    // they can trade at a discount to other parties like
    // collectors or investment funds.
    debt_pool: i32,

// This structure keeps track of the information in a user
// account.
#[derive(Debug, Clone)]
struct Account {

    // The password is how the user authorizes TX and proves
    // that they were sent by the user and not another party
    // like the receiver creating fake TX. This data is 
    // stored in the bank's centralized account database, 
    // and the bank (or anyone who gains access to it) can
    // change it at any time. This can be on purpose due to
    // compliance, regular operations, or intentional fraud.
    // This can also occur if the bank is hacked or if the user
    // reuses a password from another site for their bank
    // account, and that site then gets hacked.
    password: i32,
    // This number is incrimented every time an account
    // creates a valid TX. This is to prevent accidental 
    // glitches that might replay TX if the pending_tx pool
    // is not cleared properly.
    nonce: i32,
    // This is the users balance. Funny how so much of a 
    // person's access to resources, opportunities, and
    // survival depend on this number being accurate...
    balance: i32,

// This structure keeps track of all the TX information
// the bank cares about from users.
#[derive(Debug, Clone)]
struct TX {
    // Account to take money from.
    sender: String,
    // Add a password so we know the account to take money
    // from is the one that submitted the TX.
    sender_password: i32,
    // Check to make sure we're not processing duplicate TX.
    sender_nonce: i32,
    // Account to add money to.
    receiver: String,
    // Amount of moneys to "move around". Actually, the money
    // doesn't exist because the bank makes it up when they
    // "loan" money. It's just a number in a database. The only
    // thing verifying it's existance is the banks internal 
    // ledger, and maybe the ledgers of other banks. Good 
    // thing those banks are all secure, honest, and don't
    // collude 👍
    amount: i32,
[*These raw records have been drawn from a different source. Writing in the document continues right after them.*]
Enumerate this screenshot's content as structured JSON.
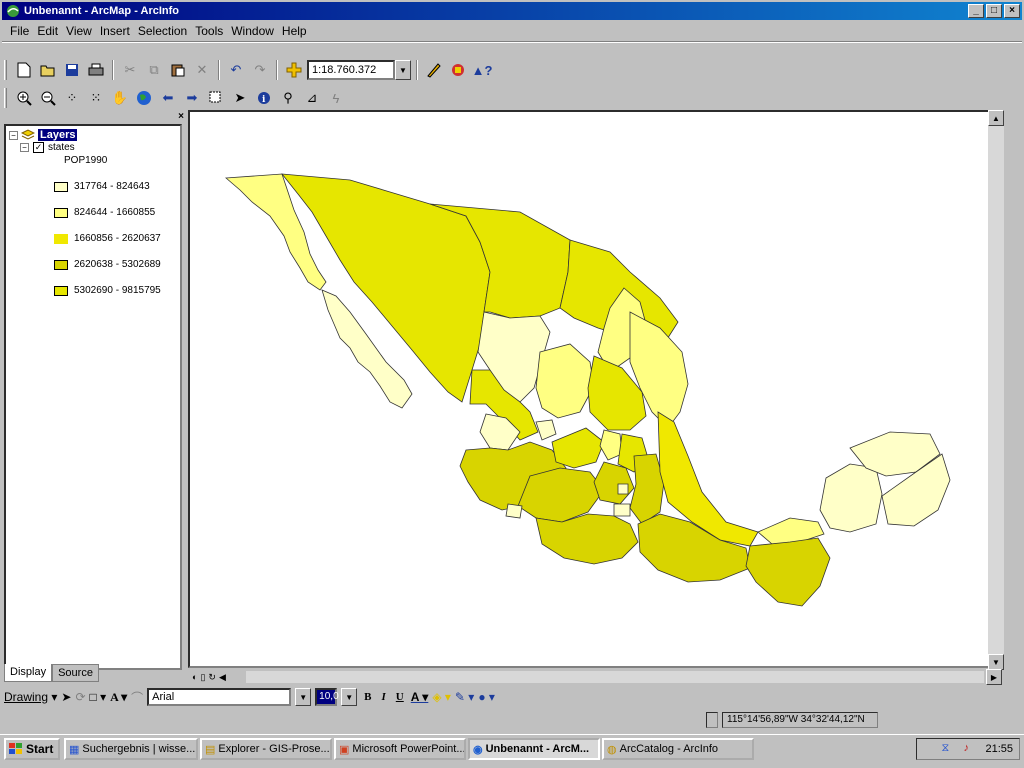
{
  "window": {
    "title": "Unbenannt - ArcMap - ArcInfo",
    "controls": [
      "_",
      "□",
      "×"
    ]
  },
  "menu": [
    "File",
    "Edit",
    "View",
    "Insert",
    "Selection",
    "Tools",
    "Window",
    "Help"
  ],
  "toolbar": {
    "scale": "1:18.760.372"
  },
  "toc": {
    "close": "×",
    "root_label": "Layers",
    "layer_label": "states",
    "field_label": "POP1990",
    "layer_checked": "✓",
    "legend": [
      {
        "label": "317764 - 824643",
        "color": "#ffffc8"
      },
      {
        "label": "824644 - 1660855",
        "color": "#ffff82"
      },
      {
        "label": "1660856 - 2620637",
        "color": "#f0e800"
      },
      {
        "label": "2620638 - 5302689",
        "color": "#d8d400"
      },
      {
        "label": "5302690 - 9815795",
        "color": "#e6e600"
      }
    ],
    "tabs": [
      "Display",
      "Source"
    ]
  },
  "map": {
    "background": "#ffffff",
    "outline_color": "#333333"
  },
  "drawing_toolbar": {
    "drawing_label": "Drawing",
    "font": "Arial",
    "size": "10,0",
    "bold": "B",
    "italic": "I",
    "underline": "U",
    "text_tool": "A"
  },
  "status": {
    "coordinates": "115°14'56,89\"W  34°32'44,12\"N"
  },
  "taskbar": {
    "start": "Start",
    "tasks": [
      "Suchergebnis | wisse...",
      "Explorer - GIS-Prose...",
      "Microsoft PowerPoint...",
      "Unbenannt - ArcM...",
      "ArcCatalog - ArcInfo"
    ],
    "clock": "21:55"
  }
}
// An implimentation is a structure that links functions
// together. You can learn more about them here:
impl State {
    // This function create a new state for the bank.
    pub fn new_state() -> State {
        // Ah... a blank canvas. So clean. So pure. So beautiful.
        let mut new = State {
            accounts: HashMap::new(),
            frozen_accounts: HashMap::new(),
            account_ids: Vec::new(),
            pending_tx: Vec::new(),
            history: Vec::new(),
            debt_history: Vec::new(),
            debt_pool: 0,
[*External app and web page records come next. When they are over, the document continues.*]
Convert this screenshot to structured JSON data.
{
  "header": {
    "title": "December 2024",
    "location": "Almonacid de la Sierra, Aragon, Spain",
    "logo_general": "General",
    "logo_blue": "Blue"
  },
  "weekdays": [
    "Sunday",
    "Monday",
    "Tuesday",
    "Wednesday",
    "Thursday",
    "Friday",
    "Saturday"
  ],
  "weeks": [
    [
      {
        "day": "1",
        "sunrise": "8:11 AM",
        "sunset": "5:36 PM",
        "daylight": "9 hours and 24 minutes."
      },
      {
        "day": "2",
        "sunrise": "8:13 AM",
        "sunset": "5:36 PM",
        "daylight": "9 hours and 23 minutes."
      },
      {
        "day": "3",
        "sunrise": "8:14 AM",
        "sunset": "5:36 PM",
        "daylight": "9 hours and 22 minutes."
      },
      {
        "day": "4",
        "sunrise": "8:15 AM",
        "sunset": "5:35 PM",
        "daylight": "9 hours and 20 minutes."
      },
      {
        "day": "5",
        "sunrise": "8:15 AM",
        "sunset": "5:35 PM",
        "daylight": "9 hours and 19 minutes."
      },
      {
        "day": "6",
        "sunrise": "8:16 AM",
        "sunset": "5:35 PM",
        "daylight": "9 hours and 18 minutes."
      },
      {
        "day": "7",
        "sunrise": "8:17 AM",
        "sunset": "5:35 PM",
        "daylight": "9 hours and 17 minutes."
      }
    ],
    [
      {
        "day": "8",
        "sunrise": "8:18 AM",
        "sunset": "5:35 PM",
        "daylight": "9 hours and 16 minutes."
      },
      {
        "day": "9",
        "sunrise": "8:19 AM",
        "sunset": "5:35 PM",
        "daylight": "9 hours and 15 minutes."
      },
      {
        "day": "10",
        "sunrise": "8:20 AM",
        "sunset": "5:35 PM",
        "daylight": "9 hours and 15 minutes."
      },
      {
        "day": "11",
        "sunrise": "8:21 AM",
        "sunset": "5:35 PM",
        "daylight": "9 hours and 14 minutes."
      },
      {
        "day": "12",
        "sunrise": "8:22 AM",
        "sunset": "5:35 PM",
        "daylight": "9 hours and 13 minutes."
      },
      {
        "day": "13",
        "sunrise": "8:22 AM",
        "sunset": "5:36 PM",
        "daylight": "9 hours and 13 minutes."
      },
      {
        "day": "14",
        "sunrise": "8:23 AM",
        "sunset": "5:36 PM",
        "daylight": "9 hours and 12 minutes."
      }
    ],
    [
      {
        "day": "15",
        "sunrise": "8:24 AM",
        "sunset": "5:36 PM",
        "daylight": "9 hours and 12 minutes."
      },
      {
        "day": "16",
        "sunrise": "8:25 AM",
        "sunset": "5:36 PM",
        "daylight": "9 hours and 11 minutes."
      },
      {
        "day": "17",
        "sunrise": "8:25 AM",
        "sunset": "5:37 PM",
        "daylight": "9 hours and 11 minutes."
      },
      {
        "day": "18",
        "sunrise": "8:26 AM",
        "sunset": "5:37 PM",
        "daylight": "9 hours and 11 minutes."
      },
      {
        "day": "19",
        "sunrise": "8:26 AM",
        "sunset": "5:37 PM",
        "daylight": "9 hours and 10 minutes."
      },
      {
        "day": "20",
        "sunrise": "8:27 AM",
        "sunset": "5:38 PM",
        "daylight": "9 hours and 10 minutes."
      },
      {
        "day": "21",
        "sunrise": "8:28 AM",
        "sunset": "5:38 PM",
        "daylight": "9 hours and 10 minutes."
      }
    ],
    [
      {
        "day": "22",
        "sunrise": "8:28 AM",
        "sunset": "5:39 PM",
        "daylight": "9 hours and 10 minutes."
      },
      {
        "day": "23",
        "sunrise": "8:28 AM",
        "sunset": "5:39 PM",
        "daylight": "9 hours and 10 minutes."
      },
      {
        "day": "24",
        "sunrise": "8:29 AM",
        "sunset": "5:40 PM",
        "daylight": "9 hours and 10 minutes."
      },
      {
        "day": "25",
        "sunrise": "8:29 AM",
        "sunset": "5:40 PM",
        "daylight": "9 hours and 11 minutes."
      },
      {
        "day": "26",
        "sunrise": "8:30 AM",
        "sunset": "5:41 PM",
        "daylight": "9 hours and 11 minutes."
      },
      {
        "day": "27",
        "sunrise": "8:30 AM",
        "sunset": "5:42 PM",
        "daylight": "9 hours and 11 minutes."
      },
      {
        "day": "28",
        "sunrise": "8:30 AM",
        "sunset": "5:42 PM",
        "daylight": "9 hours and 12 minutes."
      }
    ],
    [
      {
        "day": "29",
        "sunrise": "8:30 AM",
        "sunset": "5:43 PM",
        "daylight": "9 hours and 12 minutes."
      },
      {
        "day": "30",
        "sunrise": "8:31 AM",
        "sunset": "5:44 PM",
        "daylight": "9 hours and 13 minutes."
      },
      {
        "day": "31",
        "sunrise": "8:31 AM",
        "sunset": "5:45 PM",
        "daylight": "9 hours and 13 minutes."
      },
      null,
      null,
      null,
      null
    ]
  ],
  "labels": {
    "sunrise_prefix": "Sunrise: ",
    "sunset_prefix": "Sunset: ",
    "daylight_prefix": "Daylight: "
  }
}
// In Rust the main() function is where the program runs.
// You can store functions and stuff anywhere, but main()
// is the function has it's own state that keeps track of
// variables and computation. You can learn more about it
// here:
fn main() {
    // Let's roll our own "bank"!
    let mut bank = State::new_state();
    println!("{:#?}", bank);
    // Let the games begin...

But wait... there's more